Release Date: 
March 31, 2010

Chicago - U.S. Customs and Border Protection in Chicago will celebrate an important anniversary involving very special employees that are known to play at work. These four-legged federal workers may look cute and cuddly but are very serious about their jobs of securing this country from all types of hidden and dangerous contraband. On Thursday, April 1, Chicago CBP will celebrate the 40th Anniversary of the Canine Program with a special training exercise.


Canine "Martin" searches an arriving aircraft.

The Chicago Canine Program is made up of teams of CBP handlers and their partners such as Rambo, Indy, Gidget, Dixie, Shadow and Yosemite. These handlers undergo many rigorous weeks of specialized training with their assigned dogs to find dangerous, illegal and prohibited items that are being smuggled into this country. Last year in Chicago, CBP canine teams were responsible for locating hidden illegal drugs; prohibited meat and plant products; and currency that was initially unreported.

Currently there are more than 1,300 CBP canine enforcement teams located throughout the nation. They are:

  • Currency/Firearms Detector Dogs - trained to detect firearms and the odor of large amounts of undeclared U.S. currency being smuggled into or out of this country to avoid monetary reporting requirements.
  • Narcotics Detector Dogs - used in the interdiction and detection of narcotics, such as marijuana, hashish, heroin, cocaine, ecstasy, and methamphetamine.
  • Concealed Human/Narcotics Detector Dogs - used to detect concealed persons attempting to enter the United States illegally, as well as narcotics.
  • Agriculture Detector Dogs - trained to detect fruits, vegetables, meats or other prohibited items that may carry animal, pests, or plant diseases that could harm U.S. agriculture resources.

"In Chicago, our canines include Labradors, Beagles, German Shepherds and Belgian Malinois who have always been very effective in locating contraband that might otherwise go unfound," said David Murphy, CBP director of Field Operations in Chicago. "Our CBP canines can be man's best friend, but after a hard day's work, they can also be a smuggler's worst nightmare."

The career of a CBP canine usually lasts until they are unable to work due to age or an injury. Upon retirement, these dogs can go live with their handlers or are adopted by a loving family.
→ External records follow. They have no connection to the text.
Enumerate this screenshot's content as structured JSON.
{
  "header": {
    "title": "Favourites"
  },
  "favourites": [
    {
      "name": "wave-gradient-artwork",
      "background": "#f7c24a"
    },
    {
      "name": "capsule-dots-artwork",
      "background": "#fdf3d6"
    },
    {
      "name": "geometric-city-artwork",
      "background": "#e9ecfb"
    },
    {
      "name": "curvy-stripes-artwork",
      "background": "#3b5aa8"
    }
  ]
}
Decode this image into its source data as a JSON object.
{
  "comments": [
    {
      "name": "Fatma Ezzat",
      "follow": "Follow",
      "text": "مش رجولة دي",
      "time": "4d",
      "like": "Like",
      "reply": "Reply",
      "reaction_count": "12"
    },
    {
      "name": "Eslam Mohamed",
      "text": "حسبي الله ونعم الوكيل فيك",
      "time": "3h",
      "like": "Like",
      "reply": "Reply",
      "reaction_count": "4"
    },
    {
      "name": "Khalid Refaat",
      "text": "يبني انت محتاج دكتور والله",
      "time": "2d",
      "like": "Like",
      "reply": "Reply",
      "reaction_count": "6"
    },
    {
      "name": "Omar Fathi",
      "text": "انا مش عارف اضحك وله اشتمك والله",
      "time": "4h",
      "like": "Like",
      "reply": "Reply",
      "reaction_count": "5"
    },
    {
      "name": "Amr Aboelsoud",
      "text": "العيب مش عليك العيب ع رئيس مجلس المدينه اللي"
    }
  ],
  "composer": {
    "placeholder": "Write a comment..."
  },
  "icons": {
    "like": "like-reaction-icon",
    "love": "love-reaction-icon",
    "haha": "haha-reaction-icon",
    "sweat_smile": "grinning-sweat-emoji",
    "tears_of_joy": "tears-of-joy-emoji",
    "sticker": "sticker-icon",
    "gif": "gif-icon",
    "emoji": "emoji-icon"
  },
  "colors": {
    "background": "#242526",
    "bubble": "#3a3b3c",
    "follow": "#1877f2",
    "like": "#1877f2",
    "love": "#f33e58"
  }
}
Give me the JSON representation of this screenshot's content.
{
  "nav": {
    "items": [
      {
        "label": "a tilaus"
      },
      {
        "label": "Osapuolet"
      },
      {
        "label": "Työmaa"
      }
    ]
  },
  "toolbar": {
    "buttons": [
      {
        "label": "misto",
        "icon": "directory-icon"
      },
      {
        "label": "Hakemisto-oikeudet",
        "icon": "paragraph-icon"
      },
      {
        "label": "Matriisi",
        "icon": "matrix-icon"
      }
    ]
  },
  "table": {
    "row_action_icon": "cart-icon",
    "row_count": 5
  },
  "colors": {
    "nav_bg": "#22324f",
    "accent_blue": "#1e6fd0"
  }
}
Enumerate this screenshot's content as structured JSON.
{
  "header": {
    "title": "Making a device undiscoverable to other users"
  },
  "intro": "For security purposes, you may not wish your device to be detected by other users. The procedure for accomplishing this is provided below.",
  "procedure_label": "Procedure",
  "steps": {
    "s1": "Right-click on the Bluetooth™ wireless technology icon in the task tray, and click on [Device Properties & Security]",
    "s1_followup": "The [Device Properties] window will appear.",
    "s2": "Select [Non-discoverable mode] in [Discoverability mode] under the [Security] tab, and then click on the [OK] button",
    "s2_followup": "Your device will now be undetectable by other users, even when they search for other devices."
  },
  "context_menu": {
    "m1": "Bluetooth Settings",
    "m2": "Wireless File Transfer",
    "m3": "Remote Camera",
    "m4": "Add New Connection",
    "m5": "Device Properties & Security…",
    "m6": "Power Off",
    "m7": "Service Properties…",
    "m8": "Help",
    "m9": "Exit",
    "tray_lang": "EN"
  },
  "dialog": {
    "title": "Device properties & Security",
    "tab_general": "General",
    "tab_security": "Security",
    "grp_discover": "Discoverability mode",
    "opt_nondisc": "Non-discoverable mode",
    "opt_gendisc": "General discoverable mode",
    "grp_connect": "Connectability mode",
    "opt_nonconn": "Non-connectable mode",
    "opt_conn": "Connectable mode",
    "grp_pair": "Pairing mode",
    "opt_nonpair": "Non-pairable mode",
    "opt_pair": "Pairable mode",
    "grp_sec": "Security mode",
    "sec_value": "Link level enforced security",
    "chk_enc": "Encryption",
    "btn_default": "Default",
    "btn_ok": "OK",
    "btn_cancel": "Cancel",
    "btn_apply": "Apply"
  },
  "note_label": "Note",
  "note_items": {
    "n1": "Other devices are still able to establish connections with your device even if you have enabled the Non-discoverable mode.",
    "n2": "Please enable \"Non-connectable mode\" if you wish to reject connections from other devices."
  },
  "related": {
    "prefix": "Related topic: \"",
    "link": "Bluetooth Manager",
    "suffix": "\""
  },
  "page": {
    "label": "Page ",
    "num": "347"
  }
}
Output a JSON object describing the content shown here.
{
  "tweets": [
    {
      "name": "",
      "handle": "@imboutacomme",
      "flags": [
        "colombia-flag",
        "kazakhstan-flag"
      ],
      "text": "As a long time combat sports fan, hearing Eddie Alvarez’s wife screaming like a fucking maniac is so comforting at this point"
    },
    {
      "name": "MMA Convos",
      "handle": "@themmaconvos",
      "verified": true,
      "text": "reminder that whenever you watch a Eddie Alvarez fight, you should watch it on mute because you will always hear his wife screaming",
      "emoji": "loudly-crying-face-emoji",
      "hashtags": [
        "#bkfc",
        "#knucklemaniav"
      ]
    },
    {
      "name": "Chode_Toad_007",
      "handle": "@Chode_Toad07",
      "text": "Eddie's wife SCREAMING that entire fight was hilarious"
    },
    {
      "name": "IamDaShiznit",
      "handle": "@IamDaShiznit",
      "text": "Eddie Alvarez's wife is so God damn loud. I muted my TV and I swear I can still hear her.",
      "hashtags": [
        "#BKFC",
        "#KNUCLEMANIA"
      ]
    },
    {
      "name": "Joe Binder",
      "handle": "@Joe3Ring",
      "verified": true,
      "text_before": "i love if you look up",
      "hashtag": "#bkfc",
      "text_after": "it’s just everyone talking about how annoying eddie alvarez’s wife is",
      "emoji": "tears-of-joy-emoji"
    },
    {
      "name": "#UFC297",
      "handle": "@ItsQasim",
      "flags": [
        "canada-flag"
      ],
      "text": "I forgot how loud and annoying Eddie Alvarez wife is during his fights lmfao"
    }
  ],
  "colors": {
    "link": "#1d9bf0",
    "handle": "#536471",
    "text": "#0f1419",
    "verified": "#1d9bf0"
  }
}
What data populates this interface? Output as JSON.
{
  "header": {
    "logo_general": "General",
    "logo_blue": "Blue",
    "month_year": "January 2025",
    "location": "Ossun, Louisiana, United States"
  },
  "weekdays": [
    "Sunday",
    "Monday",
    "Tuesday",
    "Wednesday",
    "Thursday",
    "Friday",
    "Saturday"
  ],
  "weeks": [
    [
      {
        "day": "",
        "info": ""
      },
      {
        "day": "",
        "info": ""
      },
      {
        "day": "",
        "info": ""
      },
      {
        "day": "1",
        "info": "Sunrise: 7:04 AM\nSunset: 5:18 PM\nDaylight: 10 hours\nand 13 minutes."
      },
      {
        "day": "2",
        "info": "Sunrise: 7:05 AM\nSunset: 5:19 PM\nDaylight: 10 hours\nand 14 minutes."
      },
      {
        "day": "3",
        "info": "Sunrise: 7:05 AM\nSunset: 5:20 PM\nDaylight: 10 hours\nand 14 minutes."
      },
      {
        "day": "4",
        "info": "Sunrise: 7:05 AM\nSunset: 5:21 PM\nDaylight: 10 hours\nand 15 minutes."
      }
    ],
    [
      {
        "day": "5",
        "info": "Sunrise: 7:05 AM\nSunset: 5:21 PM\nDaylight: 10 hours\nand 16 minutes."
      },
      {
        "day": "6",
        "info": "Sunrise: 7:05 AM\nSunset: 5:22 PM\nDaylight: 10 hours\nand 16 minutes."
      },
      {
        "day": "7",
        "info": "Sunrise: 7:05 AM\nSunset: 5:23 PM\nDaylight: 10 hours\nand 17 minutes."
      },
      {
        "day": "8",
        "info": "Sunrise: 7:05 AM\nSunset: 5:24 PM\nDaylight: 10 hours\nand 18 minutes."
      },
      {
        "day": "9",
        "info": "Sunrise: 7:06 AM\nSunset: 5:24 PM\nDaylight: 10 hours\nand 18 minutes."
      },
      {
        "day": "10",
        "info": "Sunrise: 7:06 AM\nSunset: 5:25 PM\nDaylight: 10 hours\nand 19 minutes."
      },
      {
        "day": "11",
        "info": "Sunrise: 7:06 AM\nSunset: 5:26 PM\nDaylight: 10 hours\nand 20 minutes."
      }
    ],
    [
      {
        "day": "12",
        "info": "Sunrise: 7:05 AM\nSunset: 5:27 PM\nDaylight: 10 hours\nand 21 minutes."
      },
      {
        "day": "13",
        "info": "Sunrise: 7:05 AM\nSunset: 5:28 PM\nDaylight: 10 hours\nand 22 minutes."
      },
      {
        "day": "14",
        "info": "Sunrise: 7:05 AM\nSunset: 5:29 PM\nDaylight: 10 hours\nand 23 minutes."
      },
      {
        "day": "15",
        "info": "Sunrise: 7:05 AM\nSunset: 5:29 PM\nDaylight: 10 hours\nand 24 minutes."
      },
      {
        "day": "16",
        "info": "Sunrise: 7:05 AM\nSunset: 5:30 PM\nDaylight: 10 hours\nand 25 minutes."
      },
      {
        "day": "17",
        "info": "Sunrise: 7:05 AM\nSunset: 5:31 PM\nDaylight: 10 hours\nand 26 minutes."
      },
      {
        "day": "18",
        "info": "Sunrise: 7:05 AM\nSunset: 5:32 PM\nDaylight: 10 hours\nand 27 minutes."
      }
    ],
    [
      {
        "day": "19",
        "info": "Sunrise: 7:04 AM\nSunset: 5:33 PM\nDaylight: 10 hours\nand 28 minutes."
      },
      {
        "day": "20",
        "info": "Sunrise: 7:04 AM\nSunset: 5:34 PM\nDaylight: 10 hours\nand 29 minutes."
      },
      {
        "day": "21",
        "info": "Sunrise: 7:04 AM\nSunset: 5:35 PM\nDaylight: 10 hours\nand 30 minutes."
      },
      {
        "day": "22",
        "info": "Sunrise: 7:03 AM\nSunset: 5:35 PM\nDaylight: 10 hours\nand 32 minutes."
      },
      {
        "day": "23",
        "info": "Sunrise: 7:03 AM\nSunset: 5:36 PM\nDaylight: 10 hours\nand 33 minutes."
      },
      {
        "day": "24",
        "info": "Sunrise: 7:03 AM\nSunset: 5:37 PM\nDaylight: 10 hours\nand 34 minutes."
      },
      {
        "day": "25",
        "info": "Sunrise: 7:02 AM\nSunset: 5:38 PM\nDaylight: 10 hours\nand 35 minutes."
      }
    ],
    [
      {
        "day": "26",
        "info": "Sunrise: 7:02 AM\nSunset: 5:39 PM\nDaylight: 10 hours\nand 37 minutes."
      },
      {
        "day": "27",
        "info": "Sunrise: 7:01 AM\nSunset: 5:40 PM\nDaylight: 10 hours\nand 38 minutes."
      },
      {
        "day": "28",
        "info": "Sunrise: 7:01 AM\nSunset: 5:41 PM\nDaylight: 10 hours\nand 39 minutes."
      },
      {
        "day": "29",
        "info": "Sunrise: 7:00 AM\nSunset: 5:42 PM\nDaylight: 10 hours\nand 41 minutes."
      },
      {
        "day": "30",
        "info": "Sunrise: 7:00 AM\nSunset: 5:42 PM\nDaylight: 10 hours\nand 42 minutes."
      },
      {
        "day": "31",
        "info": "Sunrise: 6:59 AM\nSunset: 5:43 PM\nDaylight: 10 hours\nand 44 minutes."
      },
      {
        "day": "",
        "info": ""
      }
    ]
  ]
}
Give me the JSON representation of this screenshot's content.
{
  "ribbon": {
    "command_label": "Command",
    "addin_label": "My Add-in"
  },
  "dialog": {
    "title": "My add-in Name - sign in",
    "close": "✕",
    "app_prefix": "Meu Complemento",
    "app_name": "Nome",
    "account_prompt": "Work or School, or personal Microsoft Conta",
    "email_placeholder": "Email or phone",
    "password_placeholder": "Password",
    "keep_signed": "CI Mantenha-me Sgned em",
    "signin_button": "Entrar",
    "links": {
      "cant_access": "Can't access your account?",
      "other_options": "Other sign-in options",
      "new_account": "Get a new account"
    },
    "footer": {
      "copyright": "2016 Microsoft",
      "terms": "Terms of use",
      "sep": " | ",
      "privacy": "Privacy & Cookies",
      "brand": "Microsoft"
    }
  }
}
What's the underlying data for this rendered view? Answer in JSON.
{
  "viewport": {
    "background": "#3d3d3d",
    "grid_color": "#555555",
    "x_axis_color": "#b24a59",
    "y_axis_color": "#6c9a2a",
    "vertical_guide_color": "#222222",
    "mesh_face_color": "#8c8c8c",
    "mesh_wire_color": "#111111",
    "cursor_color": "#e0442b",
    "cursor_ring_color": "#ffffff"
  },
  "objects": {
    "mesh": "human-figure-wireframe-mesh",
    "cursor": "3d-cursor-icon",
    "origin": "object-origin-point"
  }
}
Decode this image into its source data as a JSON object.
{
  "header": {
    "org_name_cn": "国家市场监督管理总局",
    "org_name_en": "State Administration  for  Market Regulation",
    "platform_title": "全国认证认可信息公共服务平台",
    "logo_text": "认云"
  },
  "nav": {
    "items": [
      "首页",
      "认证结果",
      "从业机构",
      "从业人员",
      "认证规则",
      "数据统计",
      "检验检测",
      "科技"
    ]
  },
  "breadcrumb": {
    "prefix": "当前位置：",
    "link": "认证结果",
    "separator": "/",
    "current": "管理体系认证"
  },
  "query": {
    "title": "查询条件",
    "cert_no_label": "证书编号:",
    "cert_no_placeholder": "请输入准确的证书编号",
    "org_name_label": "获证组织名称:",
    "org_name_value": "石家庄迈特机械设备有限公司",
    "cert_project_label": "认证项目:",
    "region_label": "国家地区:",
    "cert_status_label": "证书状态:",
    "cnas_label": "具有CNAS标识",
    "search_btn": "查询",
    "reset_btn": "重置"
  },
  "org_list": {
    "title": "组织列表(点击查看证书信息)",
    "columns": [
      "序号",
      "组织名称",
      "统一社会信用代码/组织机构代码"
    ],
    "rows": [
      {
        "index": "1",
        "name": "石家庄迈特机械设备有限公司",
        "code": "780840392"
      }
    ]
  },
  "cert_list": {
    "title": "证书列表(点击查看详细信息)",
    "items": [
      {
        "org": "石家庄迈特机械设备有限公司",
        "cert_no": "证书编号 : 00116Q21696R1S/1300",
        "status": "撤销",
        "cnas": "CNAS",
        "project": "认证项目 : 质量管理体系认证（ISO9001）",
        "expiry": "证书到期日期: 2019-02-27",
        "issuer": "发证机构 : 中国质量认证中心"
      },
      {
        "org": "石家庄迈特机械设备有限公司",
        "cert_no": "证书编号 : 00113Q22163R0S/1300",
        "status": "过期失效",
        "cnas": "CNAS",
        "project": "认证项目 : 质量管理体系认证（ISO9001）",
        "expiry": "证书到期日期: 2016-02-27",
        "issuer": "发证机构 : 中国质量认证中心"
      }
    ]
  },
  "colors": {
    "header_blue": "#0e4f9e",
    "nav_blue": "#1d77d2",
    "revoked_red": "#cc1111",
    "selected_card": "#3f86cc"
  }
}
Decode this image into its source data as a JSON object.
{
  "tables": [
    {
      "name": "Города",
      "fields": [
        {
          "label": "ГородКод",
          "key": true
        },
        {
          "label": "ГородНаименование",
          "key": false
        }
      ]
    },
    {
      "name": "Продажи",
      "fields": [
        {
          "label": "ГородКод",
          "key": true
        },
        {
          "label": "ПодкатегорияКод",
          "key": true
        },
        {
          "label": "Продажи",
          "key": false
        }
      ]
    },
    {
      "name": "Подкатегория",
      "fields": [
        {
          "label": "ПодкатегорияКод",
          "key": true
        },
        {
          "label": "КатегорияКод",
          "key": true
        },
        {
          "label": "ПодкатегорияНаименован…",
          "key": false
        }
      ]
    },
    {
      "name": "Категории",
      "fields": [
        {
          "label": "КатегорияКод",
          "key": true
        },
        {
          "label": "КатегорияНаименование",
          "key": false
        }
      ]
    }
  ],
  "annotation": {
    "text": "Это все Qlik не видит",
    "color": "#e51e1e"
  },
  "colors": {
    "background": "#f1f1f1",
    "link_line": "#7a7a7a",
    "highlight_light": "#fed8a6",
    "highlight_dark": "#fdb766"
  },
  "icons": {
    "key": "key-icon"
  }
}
U.S. Customs and Border Protection is the unified border agency within the Department of Homeland Security charged with the management, control and protection of our nation's borders at and between the official ports of entry. CBP is charged with keeping terrorists and terrorist weapons out of the country while enforcing hundreds of U.S. laws.

Last modified: 
February 9, 2017